Citing PatentFiling datePublication dateApplicantTitle
WO2011022895A1 *Oct 29, 2009Mar 3, 2011Tsinghua UniversityRapid measurement method for biochemical oxygen demand (bod) by using saccharomyces cerevisiae as biological recognition elements
Classifications
U.S. Classification435/162, 435/261, 435/177
International ClassificationC12N1/02, C12N11/02, C12P7/14
Cooperative ClassificationC12N1/20, C12P39/00, C12N11/10, C12N1/04

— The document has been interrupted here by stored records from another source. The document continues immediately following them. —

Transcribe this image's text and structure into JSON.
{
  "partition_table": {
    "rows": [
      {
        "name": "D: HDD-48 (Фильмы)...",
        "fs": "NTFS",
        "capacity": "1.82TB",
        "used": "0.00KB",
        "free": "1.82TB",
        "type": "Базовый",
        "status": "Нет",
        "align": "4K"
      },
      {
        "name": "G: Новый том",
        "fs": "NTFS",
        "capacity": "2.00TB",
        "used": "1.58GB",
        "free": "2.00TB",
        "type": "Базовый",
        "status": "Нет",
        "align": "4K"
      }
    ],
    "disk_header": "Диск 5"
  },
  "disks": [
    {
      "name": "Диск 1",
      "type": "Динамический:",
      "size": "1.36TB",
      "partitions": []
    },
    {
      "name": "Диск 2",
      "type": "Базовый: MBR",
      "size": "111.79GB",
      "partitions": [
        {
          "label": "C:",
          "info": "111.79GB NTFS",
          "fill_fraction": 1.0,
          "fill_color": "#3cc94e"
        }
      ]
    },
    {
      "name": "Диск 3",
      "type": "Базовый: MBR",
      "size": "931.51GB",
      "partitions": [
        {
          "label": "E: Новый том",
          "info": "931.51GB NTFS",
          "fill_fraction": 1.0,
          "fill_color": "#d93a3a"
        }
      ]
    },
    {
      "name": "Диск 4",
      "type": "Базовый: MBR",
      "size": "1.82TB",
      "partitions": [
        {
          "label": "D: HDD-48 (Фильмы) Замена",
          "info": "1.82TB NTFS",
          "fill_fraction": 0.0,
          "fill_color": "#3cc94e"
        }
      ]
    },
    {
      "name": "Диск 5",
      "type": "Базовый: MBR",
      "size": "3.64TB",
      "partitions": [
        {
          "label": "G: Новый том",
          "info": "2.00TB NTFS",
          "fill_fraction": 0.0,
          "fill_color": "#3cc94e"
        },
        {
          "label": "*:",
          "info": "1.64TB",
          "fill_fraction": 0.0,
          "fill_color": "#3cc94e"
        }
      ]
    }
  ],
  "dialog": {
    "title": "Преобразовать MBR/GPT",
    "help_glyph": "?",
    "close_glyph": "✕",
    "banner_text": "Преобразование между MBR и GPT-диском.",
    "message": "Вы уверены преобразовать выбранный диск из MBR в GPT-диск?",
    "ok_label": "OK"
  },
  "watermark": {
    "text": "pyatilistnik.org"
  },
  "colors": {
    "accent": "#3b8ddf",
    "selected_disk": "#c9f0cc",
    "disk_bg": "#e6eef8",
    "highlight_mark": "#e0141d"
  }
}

European ClassificationC12P39/00, C12N1/20, C12N1/04, C12N11/10
Legal Events
DateCodeEventDescription
Sep 27, 2011FPExpired due to failure to pay maintenance fee
Effective date: 20110807
Aug 7, 2011LAPSLapse for failure to pay maintenance fees
Mar 14, 2011REMIMaintenance fee reminder mailed
Nov 27, 2000ASAssignment
Owner name: COUNCIL OF SCIENTIFIC AND INDUSTRIAL RESEARCH, IND
Free format text: ASSIGNMENT OF ASSIGNORS INTEREST;ASSIGNORS:RAMAKRISHNA, SONTI VENKATA;MOHAN, SRENIVASULUREDDY VENKATA;PRAKASHAM, REDDY SHETTY;AND OTHERS;REEL/FRAME:011292/0060
Effective date: 20001017